You don't hear much about deregulation any more from politicians. What we hear a lot about is more and tougher regulation, or at least the appearance of it, as the government struggles to keep up with the violent electoral shift against neoliberalism. Thus there's constant talk about tighter regulation and more aggressive regulators for the banks, and "big sticks" for energy companies, and royal commissions into aged care.
But it was not always thus. Labor even had a portfolio for deregulation in the Rudd era, as part of Lindsay Tanner's finance portfolio. And Tony Abbott came into office promising $1 billion in savings from deregulation -- a figure about as rigorous as the rest of his promises -- and held Deregulation Days in which hundreds of regulations were repealed, presided over by then-parly sec Josh Frydenberg.

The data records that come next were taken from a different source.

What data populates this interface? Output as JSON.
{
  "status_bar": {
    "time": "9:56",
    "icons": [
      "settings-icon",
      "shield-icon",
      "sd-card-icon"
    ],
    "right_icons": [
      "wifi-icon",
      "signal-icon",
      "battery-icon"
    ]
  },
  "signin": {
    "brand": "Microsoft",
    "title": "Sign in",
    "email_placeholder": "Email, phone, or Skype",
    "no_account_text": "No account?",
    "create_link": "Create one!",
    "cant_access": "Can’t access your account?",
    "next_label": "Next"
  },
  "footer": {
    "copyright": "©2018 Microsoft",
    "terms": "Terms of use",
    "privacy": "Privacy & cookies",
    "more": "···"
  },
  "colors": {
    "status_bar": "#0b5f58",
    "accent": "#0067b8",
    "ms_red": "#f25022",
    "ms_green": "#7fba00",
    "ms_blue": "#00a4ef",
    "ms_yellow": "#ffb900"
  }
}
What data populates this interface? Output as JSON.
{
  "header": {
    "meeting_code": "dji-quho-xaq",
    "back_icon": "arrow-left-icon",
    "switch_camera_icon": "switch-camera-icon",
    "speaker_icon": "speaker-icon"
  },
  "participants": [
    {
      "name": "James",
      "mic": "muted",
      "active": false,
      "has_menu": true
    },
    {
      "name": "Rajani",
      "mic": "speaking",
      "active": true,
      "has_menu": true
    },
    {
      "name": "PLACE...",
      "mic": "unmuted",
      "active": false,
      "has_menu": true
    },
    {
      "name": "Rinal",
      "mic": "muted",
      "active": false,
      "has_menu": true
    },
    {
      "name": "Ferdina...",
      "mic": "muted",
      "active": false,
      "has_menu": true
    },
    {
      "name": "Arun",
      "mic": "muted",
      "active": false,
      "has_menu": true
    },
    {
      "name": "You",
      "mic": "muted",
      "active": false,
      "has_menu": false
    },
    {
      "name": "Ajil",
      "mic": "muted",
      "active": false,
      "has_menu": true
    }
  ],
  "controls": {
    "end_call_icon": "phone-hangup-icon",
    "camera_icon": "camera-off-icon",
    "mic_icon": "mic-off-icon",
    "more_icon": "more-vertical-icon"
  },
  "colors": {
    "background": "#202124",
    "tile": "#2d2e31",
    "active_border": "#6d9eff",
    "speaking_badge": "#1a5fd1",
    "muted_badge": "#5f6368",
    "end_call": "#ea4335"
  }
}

That most of the regulations were irrelevant relics controlling the hours for lighthouse keepers' lunches, how often a cadet had to drill for and prohibitions on distilling was less important than the neoliberal ethos of deregulation that nothing should impede the ability of businesses to make money.